Elymash Yuuchaap, which is the Kumeyaay way to say, “youth think”, is an Indigenous Scholars and Leaders Program at San Diego State University that provides support for indigenous students from many tribes. The program’s mission is to engage, support and promote the cultural, social, academic, and leadership development of students committed to the sovereign identity and progress of Indigenous communities.
In July 2019, San Diego celebrated the 250 year anniversary of the first mission being founded by the Spanish, which served as as the first building in “San Diego.” This year, unlike in year’s past, the Kumeyaay nation was honored by raising their flag alongside the US Flag.

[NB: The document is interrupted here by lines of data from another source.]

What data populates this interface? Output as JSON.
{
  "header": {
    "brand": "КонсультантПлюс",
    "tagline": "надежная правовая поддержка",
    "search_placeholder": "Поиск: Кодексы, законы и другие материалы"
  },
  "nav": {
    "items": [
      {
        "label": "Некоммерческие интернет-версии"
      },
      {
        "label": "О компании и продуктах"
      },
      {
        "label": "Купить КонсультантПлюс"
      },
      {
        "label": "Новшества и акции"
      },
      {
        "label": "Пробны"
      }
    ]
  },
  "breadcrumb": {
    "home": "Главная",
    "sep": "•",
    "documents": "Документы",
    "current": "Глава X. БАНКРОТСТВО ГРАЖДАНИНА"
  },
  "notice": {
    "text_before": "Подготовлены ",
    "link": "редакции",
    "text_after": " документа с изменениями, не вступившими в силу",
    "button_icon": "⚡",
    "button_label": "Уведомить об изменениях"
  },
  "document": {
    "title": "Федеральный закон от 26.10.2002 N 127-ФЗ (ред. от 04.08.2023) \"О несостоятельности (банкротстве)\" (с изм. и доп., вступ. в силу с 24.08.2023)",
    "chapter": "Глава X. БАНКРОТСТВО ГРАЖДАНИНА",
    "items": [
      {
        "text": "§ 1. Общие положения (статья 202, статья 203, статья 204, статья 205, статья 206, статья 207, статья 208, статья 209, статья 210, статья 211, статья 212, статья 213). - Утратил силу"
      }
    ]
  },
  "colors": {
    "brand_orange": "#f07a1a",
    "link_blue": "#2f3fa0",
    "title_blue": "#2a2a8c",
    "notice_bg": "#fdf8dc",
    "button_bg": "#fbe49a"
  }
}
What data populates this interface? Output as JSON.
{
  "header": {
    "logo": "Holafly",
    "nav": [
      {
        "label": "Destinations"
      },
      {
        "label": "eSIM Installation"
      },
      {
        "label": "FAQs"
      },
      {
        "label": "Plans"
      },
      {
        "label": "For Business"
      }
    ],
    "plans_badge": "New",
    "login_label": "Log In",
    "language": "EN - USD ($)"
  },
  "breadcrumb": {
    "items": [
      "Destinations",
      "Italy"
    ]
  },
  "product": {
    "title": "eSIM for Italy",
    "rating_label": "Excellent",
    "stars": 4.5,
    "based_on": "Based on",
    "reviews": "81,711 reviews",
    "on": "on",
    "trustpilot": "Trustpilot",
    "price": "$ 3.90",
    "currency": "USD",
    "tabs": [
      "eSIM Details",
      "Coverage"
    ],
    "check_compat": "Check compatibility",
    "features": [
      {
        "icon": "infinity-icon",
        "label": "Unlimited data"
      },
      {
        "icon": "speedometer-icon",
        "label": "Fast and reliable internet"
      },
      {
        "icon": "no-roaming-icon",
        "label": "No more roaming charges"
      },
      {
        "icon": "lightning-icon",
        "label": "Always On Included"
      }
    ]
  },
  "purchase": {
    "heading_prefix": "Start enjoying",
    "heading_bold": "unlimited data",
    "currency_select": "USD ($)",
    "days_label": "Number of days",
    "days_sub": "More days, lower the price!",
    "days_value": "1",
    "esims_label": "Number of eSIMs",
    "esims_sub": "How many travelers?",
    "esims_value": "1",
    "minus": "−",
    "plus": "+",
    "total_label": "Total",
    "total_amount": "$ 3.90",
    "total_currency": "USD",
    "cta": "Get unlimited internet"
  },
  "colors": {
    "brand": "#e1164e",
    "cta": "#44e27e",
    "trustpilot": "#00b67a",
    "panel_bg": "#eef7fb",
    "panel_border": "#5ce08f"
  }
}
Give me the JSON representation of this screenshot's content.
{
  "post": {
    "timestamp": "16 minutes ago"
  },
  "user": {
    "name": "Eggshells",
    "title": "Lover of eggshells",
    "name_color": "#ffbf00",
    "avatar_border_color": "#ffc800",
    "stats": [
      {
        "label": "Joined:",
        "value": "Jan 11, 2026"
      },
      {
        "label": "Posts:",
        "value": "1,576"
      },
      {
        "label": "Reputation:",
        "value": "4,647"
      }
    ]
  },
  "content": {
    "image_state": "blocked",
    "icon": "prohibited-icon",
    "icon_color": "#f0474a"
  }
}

Credit: Robert Wallace, member, Barona Band of Mission Indians
This year San Diego civic leaders are commemorating 250 years since the Mission San Diego de Alcalá was established in 1769 by Father Junipero Serra. It marks the beginning of San Diego’s non-indigenous history while archaeological evidence shows that the Kumeyaay Indian people have lived in the region for 12,000 years.
“As our land got taken away, slowly but surely, we would lose these vibrant food sources that were only available in specific areas,” Banegas said. “It basically took away who were as a people as you take away our pieces of land. Because the land made us.”
Groups of Kumeyaay People (Kumiai) live in the isolated canyons of the Tijuana River watershed, high in the Baja California peninsula. They harvest acorns and pine nuts, hunt rattlesnake and small animals, collect grasses to weave baskets. As encroaching civilization brings electricity and running water, they still allow a glimpse of what life in Southern California before the Spanish arrived was like.
Today’s exciting information comes from Kumeyaay.com dedicated to the promotion and preservation of the Kumeyaay culture, telling the story from the Kumeyaay perspective.
The Institute of Museum and Library Services (IMLS) today announced that the Barona Cultural Center & Museum is among the 30 top finalists in the country for the 2019 National Medal for Museum and Library Services.
As San Diego County’s first museum on an Indian reservation dedicated to the perpetuation of the local Kumeyaay-Diegueno culture, the Barona Museum offers a unique educational journey for visitors of all ages.
The National Medal is the nation’s highest honor given to museums and libraries for service to their communities. For 25 years, the award has celebrated institutions that demonstrate extraordinary and innovative approaches to public service and are making a difference for individuals, families and communities.
On Friday, September 22, 2017, the University of San Diego, in conjunction with the Office of Tribal Liaison, dedicated and opened the Kumeyaay Garden.
This was a beautiful ceremony that kicked off the garden in grand fashion.
In celebrating Native American culture, the event included Bird Songs, storytelling, ethnobotany tours, Kumeyaay cultural activities, and an art exhibition. Hands-on activities included basket making, Kumeyaay games and smoothies made with ingredients gathered from plants indigenous to Southern California.
The Agave Harvest and Tasting is an annual event sponsored by the Malki Museum. It is held on two consecutive Saturdays in mid- to late-April, when the Agave plants were traditionally gathered. The agave or amul was a basic food staple for indigenous people of Southern California. Reservations Recommended: Please call (951) 849 7289.
This article from the Women’s Museum of California, talks about the legacy of Two Spirits within Kumeyaay, also known as Tipai-Ipai or Diegueño culture and provides a brief overview of Kumeyaay history and how differents bands of the Kumeyaay nation are addressing ideas of gender fluidity.
The interview features Michael Wilken-Robertson, Anthropologist and Professor at Cal-State University San Marcos talking about his book, Kumeyaay Ethnobotany: Shared Heritage of the Californias.
For thousands of years, the Kumeyaay people of northern Baja California and southern California made their homes in the diverse landscapes of the region, interacting with native plants and continuously refining their botanical knowledge. Today, many Kumeyaay Indians in the far-flung ranches of Baja California carry on the traditional knowledge and skills for transforming native plants into food, medicine, arts, tools, regalia, construction materials, and ceremonial items. Kumeyaay Ethnobotany explores the remarkable interdependence between native peoples and native plants of the Californias through in-depth descriptions of 47 native plants and their uses, lively narratives, and hundreds of vivid photographs. It connects the archaeological and historical record with living cultures and native plant specialists who share their ever-relevant wisdom for future generations.